Nearly done is not done.

One of the first things I learned in Scrum is the importance of a task being “Done”. In short, until something is done, you don’t get the value.

In a team, this can mean limiting the amount of work in progress at a given time. Kanban uses work in progress limits because it helps teams get things done.

The main idea behind WIP limits can be explained by this simple phrase: Stop starting, start finishing. WIP limits encourage us to finish work that’s already in process before introducing more work into the system. The more work teams try to juggle at once, the harder it is for them to take work to the finish line.

Why we need WIP limits”, PlanView

The lure of a new task

I’ve seen it a lot with tech teams. A developer considers their task as code complete. They submit it for review – and almost immediately, they grab the next item from the backlog.

This might be because idle time is seen as a negative thing. However, having slack in the team is important. There are plenty of things a developer can do when they submit their code for review.
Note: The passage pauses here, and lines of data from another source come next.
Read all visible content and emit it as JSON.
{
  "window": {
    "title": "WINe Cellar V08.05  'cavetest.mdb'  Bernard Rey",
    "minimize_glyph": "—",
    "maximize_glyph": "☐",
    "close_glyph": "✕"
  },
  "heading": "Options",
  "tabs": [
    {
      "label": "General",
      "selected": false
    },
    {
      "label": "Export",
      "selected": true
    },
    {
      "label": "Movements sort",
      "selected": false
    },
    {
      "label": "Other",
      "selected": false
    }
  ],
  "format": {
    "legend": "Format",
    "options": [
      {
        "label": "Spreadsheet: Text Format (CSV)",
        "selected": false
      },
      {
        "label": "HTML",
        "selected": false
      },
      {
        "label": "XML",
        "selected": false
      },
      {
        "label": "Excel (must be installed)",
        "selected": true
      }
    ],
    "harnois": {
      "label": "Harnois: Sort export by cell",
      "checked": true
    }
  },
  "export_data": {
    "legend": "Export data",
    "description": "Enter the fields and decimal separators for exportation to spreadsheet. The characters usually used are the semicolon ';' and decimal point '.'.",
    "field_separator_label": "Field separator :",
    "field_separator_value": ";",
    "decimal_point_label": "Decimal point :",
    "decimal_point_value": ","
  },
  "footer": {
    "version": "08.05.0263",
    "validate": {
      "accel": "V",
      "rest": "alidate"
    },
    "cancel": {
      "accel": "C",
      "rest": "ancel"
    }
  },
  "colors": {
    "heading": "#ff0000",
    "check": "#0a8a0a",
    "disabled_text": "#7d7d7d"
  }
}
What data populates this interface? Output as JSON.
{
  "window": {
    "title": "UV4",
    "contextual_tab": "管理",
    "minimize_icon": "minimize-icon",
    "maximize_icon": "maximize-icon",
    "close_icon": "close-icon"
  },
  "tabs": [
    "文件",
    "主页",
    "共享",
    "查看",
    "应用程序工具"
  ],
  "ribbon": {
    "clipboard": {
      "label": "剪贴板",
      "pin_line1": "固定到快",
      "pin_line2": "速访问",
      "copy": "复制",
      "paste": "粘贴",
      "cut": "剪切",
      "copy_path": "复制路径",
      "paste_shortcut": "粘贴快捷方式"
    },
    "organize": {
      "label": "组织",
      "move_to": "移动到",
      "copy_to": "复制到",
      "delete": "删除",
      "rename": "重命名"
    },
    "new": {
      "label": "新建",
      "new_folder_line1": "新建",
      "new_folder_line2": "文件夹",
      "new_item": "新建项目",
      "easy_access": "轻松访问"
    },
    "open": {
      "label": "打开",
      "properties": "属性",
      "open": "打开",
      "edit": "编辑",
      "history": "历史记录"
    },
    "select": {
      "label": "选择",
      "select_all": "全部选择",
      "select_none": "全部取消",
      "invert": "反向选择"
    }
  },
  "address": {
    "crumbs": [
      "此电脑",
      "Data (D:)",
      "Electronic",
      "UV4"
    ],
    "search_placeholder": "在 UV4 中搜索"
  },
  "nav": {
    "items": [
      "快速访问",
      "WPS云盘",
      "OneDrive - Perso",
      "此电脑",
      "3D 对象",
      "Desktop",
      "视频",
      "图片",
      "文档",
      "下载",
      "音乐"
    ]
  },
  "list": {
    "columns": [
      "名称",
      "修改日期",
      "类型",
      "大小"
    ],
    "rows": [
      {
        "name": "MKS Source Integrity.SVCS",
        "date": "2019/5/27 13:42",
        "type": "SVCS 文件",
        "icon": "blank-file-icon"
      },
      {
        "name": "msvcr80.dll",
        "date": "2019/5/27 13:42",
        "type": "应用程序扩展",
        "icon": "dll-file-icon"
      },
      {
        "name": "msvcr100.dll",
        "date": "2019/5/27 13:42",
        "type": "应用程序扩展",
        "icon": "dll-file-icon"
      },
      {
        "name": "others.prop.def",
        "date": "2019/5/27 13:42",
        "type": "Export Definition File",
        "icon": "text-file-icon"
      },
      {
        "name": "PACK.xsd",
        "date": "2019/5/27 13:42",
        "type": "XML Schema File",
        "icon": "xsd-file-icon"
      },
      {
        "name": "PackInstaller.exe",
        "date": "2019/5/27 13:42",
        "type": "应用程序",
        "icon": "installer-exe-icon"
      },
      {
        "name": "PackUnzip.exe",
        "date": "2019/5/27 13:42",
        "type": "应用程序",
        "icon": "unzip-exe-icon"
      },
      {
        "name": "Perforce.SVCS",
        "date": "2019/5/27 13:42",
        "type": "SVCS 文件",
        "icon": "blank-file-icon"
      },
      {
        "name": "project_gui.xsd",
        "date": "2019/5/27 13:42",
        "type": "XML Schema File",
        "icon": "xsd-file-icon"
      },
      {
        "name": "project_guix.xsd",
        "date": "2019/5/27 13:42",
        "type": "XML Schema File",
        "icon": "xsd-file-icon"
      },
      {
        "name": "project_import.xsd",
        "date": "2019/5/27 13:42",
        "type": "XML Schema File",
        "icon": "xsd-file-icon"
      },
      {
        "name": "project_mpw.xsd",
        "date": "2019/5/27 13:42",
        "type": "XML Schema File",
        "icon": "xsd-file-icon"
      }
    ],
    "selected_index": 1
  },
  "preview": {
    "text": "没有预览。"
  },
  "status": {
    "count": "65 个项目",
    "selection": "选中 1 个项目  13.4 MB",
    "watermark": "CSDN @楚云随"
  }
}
One is checking if anything needs their review. Or if anything else on the Kanban board could be moved along.

Another is waiting a little while for reviews on their work. While I don’t think people should sit for days waiting for comments – they may need to give the team a gentle nudge – immediately jumping to a new task isn’t a great thing to do.

As soon as the first task receives feedback – if further work is needed – the person now has 2 tasks in progress.

Keeping things focused

Sometimes, the mindset is that if a team has 5 or 6 developers, they can work on 5 or 6 totally distinct tasks.

Instead of having as many balls in the air as you have people, it’s better to get the team to focus on a smaller number of tasks and see them through to completion.

As product managers, we should be setting goals for each cycle of work. Ideally this should be an overarching theme that all work links back to, and not a “grab bag” of 10 totally different things.

Are you always busy?

Being too busy should not be seen as a trophy — it can mean you’re overloaded and stressed out.

If a task is on your to-do list for too long, and more tasks are being added to your list all the time, you can quickly feel overburdened.

To avoid this, try to limit the number of things you have in progress at any one time. You can do this by focusing on getting things done.

It can be very rewarding to finish a task. It doesn’t mean you can’t add to something in future — it just means you’re marking the task as complete. Make sure each task has a clear goal, so you know what “done” looks like.

By focusing on getting things done, you can start working through your backlog, stop feeling so busy, and finish more things!

Further reading:

Photo by Joanna Kosinska on Unsplash